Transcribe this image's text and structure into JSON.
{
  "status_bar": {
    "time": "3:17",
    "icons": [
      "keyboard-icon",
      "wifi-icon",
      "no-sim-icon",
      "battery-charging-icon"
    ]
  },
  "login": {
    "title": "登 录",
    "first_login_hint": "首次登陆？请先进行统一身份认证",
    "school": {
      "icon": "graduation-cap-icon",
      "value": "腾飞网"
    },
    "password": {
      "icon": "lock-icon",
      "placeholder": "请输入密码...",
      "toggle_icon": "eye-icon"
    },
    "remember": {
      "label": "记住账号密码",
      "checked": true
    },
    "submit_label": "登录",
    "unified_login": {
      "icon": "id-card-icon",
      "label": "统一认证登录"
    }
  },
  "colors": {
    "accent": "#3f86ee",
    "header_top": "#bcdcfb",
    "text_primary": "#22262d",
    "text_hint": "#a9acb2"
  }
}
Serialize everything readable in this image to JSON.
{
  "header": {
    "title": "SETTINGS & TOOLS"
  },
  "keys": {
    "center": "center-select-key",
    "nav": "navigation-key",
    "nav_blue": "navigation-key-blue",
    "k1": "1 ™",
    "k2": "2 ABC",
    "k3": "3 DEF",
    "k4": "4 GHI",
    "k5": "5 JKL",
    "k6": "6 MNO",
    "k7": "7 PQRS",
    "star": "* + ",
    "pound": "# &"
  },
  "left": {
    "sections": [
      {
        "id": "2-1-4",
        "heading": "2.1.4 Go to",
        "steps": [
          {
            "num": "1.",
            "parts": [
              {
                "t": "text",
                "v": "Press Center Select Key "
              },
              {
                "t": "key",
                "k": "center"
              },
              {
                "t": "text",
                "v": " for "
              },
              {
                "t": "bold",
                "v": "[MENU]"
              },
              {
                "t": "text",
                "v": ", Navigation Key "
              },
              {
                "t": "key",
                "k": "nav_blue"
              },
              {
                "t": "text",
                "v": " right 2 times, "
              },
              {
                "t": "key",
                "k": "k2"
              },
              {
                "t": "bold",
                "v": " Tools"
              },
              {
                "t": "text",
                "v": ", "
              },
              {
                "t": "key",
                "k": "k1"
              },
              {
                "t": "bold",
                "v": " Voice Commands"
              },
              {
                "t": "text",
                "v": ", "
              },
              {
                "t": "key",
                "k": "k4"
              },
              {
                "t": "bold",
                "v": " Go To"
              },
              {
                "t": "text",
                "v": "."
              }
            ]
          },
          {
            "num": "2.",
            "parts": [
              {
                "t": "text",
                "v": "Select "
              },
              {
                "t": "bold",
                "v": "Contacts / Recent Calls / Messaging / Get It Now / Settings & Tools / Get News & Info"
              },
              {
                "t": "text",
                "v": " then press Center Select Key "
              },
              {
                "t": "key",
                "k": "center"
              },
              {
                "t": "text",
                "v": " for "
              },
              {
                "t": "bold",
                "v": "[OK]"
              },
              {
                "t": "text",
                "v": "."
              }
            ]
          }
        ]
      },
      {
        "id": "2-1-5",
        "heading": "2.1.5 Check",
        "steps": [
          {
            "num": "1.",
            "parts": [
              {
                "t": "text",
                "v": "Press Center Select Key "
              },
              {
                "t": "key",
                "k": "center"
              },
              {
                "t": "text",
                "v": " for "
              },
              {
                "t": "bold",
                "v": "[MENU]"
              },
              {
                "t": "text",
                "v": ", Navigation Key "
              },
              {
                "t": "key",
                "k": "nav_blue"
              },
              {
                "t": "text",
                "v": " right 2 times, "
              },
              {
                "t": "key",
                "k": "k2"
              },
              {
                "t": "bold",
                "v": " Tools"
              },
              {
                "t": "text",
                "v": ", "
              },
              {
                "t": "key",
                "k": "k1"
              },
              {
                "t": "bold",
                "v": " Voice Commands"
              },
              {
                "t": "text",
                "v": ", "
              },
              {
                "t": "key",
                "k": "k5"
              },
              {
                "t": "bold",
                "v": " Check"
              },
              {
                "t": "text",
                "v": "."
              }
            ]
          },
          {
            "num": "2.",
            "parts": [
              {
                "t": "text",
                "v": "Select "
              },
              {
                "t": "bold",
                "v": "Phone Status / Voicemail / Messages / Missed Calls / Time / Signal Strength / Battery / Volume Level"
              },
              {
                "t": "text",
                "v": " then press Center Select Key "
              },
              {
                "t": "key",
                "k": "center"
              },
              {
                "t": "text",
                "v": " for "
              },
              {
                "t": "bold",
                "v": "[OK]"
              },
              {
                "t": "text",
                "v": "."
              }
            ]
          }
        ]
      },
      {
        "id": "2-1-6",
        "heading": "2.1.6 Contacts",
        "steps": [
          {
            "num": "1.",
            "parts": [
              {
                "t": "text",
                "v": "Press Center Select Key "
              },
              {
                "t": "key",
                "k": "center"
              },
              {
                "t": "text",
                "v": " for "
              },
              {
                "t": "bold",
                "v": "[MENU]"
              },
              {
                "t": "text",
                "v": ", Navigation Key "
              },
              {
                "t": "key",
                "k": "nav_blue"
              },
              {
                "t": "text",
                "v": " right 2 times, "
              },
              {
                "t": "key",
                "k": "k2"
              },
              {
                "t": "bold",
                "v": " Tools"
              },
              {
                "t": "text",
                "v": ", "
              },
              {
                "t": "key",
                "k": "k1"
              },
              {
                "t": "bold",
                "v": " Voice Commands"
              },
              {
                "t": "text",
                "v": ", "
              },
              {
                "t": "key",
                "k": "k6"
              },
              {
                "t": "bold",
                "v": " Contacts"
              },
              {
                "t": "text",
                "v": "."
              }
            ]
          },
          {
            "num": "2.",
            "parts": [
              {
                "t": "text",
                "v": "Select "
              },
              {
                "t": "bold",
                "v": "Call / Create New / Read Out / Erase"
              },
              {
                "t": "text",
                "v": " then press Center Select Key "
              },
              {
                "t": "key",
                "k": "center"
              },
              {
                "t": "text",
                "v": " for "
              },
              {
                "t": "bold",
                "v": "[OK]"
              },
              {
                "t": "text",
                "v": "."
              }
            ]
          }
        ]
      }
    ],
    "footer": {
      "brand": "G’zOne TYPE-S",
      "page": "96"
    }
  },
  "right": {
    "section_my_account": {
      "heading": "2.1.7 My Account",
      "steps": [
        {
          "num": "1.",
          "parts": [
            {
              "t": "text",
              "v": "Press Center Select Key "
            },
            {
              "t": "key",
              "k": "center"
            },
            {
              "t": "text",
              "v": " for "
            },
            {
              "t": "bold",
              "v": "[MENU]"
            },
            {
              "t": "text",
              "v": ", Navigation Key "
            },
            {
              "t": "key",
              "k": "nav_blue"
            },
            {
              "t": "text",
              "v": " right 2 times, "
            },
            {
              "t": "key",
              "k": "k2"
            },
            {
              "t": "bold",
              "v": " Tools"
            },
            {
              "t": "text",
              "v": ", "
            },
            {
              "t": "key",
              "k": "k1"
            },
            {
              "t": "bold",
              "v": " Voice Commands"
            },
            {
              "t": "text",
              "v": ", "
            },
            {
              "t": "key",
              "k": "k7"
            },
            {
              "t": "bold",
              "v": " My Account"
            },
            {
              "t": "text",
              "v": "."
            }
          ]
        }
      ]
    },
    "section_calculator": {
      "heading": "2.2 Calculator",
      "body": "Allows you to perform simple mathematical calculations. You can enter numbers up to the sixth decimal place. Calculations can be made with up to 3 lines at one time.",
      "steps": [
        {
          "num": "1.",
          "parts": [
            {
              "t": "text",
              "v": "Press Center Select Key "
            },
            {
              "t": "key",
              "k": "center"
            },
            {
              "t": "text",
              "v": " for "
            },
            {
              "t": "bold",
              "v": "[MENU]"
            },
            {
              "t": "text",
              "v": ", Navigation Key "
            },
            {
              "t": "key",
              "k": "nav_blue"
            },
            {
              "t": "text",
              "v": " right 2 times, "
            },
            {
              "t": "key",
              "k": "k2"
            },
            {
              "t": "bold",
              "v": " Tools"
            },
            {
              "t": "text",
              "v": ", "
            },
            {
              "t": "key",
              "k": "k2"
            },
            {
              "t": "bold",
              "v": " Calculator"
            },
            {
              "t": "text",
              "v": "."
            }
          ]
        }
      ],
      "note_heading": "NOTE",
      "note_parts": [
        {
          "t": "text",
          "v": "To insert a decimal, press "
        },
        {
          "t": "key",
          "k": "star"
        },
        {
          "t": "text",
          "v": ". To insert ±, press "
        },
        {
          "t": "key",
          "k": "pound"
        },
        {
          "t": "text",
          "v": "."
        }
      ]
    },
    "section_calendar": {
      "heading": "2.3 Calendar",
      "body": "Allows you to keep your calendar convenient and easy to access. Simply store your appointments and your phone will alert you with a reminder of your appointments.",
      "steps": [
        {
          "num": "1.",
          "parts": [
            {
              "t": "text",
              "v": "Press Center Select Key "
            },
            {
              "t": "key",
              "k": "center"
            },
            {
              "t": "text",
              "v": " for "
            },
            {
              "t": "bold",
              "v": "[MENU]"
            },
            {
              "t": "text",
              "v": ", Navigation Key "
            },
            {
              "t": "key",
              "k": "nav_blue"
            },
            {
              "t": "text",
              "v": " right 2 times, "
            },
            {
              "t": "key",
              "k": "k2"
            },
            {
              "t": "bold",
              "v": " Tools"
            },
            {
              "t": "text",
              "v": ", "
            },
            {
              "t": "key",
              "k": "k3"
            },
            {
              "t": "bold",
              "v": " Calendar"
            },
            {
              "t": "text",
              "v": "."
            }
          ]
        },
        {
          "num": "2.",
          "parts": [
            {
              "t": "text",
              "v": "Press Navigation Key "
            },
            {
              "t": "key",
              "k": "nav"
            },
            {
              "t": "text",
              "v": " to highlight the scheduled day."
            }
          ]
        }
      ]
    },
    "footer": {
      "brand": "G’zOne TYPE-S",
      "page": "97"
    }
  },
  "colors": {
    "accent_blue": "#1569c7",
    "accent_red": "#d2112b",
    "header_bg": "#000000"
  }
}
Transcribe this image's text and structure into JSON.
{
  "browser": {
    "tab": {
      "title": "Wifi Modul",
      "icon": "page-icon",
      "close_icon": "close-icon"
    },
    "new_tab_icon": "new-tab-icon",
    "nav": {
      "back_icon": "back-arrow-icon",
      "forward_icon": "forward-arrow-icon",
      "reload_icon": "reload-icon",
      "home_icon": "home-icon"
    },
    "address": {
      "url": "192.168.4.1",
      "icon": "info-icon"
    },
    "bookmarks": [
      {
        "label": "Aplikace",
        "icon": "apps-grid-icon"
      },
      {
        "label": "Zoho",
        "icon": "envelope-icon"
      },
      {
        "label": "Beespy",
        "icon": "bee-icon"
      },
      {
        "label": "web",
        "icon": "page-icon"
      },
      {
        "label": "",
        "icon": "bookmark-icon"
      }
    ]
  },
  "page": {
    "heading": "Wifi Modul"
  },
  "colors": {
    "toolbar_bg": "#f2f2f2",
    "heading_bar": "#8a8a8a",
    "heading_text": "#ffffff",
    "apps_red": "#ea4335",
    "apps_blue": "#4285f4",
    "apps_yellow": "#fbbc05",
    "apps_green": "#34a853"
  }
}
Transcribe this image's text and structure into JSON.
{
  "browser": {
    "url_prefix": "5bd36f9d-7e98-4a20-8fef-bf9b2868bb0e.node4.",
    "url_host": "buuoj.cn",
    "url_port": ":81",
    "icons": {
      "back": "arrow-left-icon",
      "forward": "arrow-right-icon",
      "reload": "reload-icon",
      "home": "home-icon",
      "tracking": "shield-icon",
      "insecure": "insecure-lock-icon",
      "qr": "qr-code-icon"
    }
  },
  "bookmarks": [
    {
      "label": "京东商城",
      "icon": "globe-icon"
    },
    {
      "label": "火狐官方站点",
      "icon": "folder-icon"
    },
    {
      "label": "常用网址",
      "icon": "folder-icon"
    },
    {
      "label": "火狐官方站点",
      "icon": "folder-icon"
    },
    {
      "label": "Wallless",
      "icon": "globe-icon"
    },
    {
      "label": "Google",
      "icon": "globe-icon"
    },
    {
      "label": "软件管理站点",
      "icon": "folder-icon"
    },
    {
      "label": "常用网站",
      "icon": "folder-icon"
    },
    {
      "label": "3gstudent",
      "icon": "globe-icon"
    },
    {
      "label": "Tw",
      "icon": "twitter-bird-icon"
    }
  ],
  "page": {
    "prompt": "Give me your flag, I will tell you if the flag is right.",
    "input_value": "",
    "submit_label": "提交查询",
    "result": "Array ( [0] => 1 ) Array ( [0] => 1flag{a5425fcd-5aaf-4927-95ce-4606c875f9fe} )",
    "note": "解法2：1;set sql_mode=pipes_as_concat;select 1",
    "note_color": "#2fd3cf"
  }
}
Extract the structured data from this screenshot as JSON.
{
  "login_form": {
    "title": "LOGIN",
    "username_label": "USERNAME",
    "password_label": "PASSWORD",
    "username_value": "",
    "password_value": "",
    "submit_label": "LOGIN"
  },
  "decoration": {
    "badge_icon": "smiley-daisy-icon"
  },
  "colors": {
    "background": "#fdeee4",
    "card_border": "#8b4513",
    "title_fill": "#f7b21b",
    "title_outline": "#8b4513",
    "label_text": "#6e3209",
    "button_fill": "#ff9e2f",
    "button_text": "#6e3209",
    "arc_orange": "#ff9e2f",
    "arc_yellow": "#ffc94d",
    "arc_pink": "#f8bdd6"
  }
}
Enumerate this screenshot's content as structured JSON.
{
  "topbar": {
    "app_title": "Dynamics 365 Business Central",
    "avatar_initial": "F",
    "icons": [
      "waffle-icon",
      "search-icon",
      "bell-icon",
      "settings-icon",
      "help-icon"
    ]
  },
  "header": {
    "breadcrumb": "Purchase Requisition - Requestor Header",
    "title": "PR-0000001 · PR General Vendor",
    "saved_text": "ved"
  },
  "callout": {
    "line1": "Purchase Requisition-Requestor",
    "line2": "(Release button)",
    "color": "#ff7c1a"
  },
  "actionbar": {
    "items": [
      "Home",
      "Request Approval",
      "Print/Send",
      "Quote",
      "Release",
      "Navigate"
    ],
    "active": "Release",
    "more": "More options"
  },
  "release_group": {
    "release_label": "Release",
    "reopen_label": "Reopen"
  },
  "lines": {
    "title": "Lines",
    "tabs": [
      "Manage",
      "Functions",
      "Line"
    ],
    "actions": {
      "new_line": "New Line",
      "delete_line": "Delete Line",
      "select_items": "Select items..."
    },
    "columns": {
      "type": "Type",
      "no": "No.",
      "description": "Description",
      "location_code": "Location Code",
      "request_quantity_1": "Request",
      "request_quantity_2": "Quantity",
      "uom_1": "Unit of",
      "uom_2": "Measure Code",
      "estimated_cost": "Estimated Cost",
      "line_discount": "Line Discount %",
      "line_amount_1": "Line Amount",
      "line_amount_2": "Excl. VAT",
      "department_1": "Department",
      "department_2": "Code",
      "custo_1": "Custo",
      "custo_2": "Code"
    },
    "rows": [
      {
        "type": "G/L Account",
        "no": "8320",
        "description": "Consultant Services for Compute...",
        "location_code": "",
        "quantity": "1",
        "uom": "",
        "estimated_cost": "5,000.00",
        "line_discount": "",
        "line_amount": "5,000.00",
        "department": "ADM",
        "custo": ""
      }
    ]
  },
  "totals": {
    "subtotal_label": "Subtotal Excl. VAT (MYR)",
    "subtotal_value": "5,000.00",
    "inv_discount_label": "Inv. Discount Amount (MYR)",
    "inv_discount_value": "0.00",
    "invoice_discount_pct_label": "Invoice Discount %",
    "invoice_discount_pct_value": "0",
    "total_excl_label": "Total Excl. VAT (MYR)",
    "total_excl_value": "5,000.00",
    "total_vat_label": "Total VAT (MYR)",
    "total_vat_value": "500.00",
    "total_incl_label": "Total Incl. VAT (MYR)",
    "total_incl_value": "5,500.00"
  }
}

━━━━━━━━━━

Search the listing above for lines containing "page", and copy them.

:: Result for this exercise ::
      "page": "96"
      "page": "97"
      "icon": "page-icon",
        "icon": "page-icon"
  "page": {
  "page": {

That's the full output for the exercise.